Last summer, I’d started a new YA contemporary and got about 20,000 words in before falling out of love with it. I’d taken a few writerly ego hits (a press shut down and I got rights for four novels returned to me–a good thing, but it effectively annihilated my backlist–and I was toiling with the querying of a different YA contemporary written the previous winter), and contemplated quitting. My joie de writing had dried up. 

A few months later, I got new contracts for two of my returned projects (Yay!), and received some good news for the YA contemporary. Riding the good news high, I pulled out the partially drafted novel and reviewed it. I realized it was way better than I’d given it credit for. Who knew?! 

The upshot?

I need to GIVE MYSELF A BREAK. Sure, whatever I write needs editing–that’s par for the course–but I shouldn’t see that as a reason to quit…or to bash myself. I need to recognize I can tell a damn good story. I need to acknowledge my ability to create complex characters. 

I need to keep writing.

How about you? Do you need to give yourself a break? If so, what kind?

Believe In Yourself

I’ve been reworking rewriting an old project for a couple weeks now and let me tell you I’m struggling with it.

Not the story itself. I loved getting reacquainted with the characters. And once I consulted Save The Cat (a screenwriting guide that’s helpful for plotting novels too), I was able to outline a new and improved plot.

The first couple of chapters practically wrote themselves. Then I ground to a halt. For some reason, I hated everything I wrote. I froze when I opened the Word doc to continue drafting. I fell into a funk. HARD.

The reason?

I lost all confidence in my ability to write.

Some call it writer’s block, some call it procrastination, and some call it an empty creative well.
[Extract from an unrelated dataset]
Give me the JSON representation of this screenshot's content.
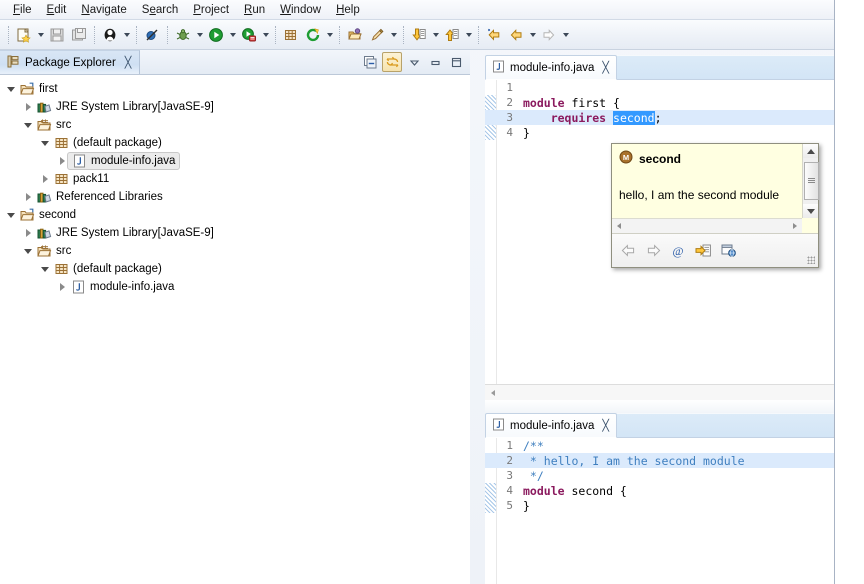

For me, when I’m not writing it’s because I can’t see anything good about my skills. It doesn’t matter that I’ve written a million words. It doesn’t matter that I have published works. It doesn’t matter that people have told me how much they like X, Y, or Z about my stories.

Lack of confidence means all I see are the negatives and I’m blind to the positives.

It totally sucks donkey balls. And I HATE when it happens. I’m basically at a standstill, a dead end, encased in concrete.

I could quit. Then I wouldn’t have to fight myself and feel like crap. I wouldn’t feel guilty about watching TV when I should be writing. I wouldn’t be chastising myself for not working on that cool story that’s nagging at the back of my mind.

But I can’t quit. My friends won’t let me, lol!

And deep down, I don’t want to quit. Because I’ve got more than one story nagging at me. I’ve got more like ten.

And I do know how to write. I just have to remind myself of that.

How do I do that?

I write. And while I write, I let my character(s) talk to me. I transcribe what they see, hear, think, and feel. Once I get in their head(s), the story starts to emerge. And before I know it, I’m writing.

Bottom line: To write, all I have to do is believe in myself.

Sometimes it’s easier said than done.

How about you? How do you believe in yourself?